Current Events


8th Grade Current Events

Current Events are an integral part of the Core Knowledge Curriculum as it relates to historical events, politics, government and modern day issues. This monthly assignment will challenge students to stay abreast of local, national and global issues, and its impact on society. Students will analyze current issues using reasoning skills to solve problems and conflicts for our world.
Current events are submitted on the last school day of each month. Calendar of dates are listed on the next page. FOUR articles will relate to significant issues that may connect to our curriculum in Asia, Europe, North America. You may also include articles related to Science and Technology. When selecting articles, think about how the issue may have positive or negative effects on society today, or think about how you would make changes if given the opportunity. Car accidents, criminal cases and sporting events are not recommended for this assignment. Choose articles within the month current events are due. For example, if current events are due in September, find an article about an event that took place within the month of September.
You will also find ONE Political Cartoon to submit with your current events. Political Cartoons/Editorial cartoons are illustrations that show a humorous perspective on a political issue. Political cartoons are images that may portray a person’s opinion on a specific issue. Political Cartoons are found in the Opinion/editorial section, not comic section of a newspaper. You may also print from the internet. (political
Directions for each article: 20 points each article
(2pts) Read the article, highlight and annotate thoughts or ideas.
(2pts) Write the title of the article and author.
For each article, list the Who/what/when/where/how and respond
(1pt) Who: List the people who are involved in the event.
(1pt) What: What is the central idea about the article?
(1pt) When: When did the article take place? Give date.
(1pt) Where: Where did the event take place?
(2pts) Why: Why is the article important to our lives or the future? (If you feel this article is not important, select another article that is more significant to our lives.)
(2pts) How: How would to solve the problem or conflict in the article; how would you change the outcome; how would you change what has happened in the article?
(7pts) Last step: Write 1-2 well-written paragraphs to summarize the article using complete sentences. Include details for the reader to have a complete understanding of the article. Include what you have learned, too. Remember to use any evidence such as facts, numbers, quotes, analogies and examples to support your response.
(1pt) Staple your summary on top of the article and put in a folder. You can use the same folder every month.

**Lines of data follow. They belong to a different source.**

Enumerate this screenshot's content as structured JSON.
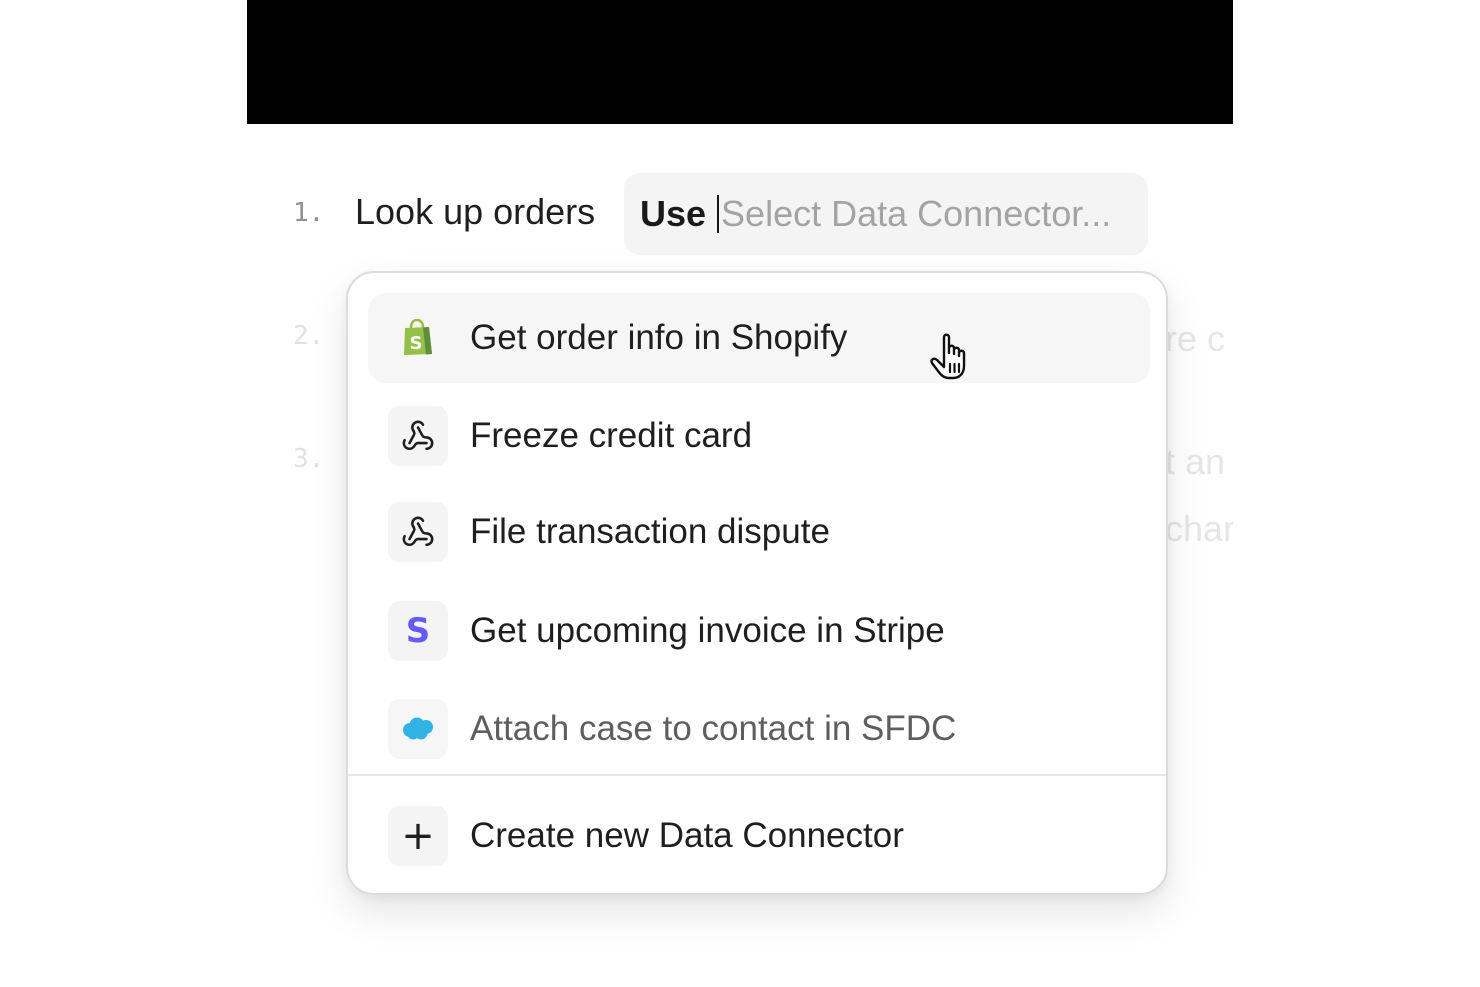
{
  "steps": [
    {
      "number": "1.",
      "text": "Look up orders"
    },
    {
      "number": "2.",
      "ghost_text": "re c"
    },
    {
      "number": "3.",
      "ghost_text": "t an",
      "ghost_text_2": "char"
    }
  ],
  "chip": {
    "use_label": "Use",
    "placeholder": "Select Data Connector..."
  },
  "dropdown": {
    "options": [
      {
        "label": "Get order info in Shopify",
        "icon": "shopify-icon",
        "state": "hovered"
      },
      {
        "label": "Freeze credit card",
        "icon": "webhook-icon"
      },
      {
        "label": "File transaction dispute",
        "icon": "webhook-icon"
      },
      {
        "label": "Get upcoming invoice in Stripe",
        "icon": "stripe-icon",
        "icon_glyph": "S"
      },
      {
        "label": "Attach case to contact in SFDC",
        "icon": "salesforce-icon",
        "state": "partially-visible"
      }
    ],
    "create": {
      "label": "Create new Data Connector",
      "icon": "plus-icon",
      "icon_glyph": "+"
    }
  },
  "colors": {
    "shopify_green": "#95bf47",
    "stripe_purple": "#635bff",
    "salesforce_blue": "#00a1e0"
  }
}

Directions for Political Cartoons: Include in the same folder with the 4 articles.
Select a political cartoon from the internet or newspaper. Examine the cartoon by observing the picture, words, symbols and/or expressions on the faces etc. Write a paragraph that includes the following information:
____ 5 pts Include political cartoon
_____5 pts. Description of the cartoon (What or who is being shown? What are the facial expressions or other comical actions? What symbols are shown?)
_____ 10 pts. What message do you think the author is saying to the reader about the issue presented in the cartoon? Remember to use prior knowledge and any evidence such as facts, numbers, quotes, analogies and examples to support your response.



join or die


This cartoon shows a snake cut into eight pieces, each labeled with the name of one of the colonies. The position of each colony in the snake corresponds to the geographic position of the colonies along the American coast, with the snake’s tail pointing south and the head pointing north. The colonies, from tail to head (south to north), are: South Carolina, North Carolina, Virginia, Maryland, Pennsylvania, New Jersey, New York, and New England (New England referred to the colonies of Massachusetts, Rhode Island, Connecticut, and New Hampshire). The caption reads, “JOIN, or DIE.”
The cartoon appeared along with Franklin’s editorial about the “disunited state” of the colonies, and helped make his point about the importance of colonial unity. At the time, there was a superstition that a snake which had been cut into pieces would come back to life if the pieces were put together before sunset.
Additional guidelines:
*Current events can be hand-written and not required to be typed. Start early just in case you have technical issues at home.
*Include the articles and political cartoon with your summary of information in a folder.
*Current events count as a test grade. Accepted 1 day late for half credit.

Due Dates:

Aug. 31  1 article

Sept. 28  4 articles and 1 political cartoon

Oct. 31  4 articles and 1 political cartoon

Nov. 30 4 articles and 1 political cartoon

Dec. No current events are due this month

Jan. 31  4 articles and 1 political cartoon

Feb. 28  4 articles and 1 political cartoon

Mar. 29  4 articles and 1 political cartoon

Apr. 30 Last Set   1 article and 1 political cartoon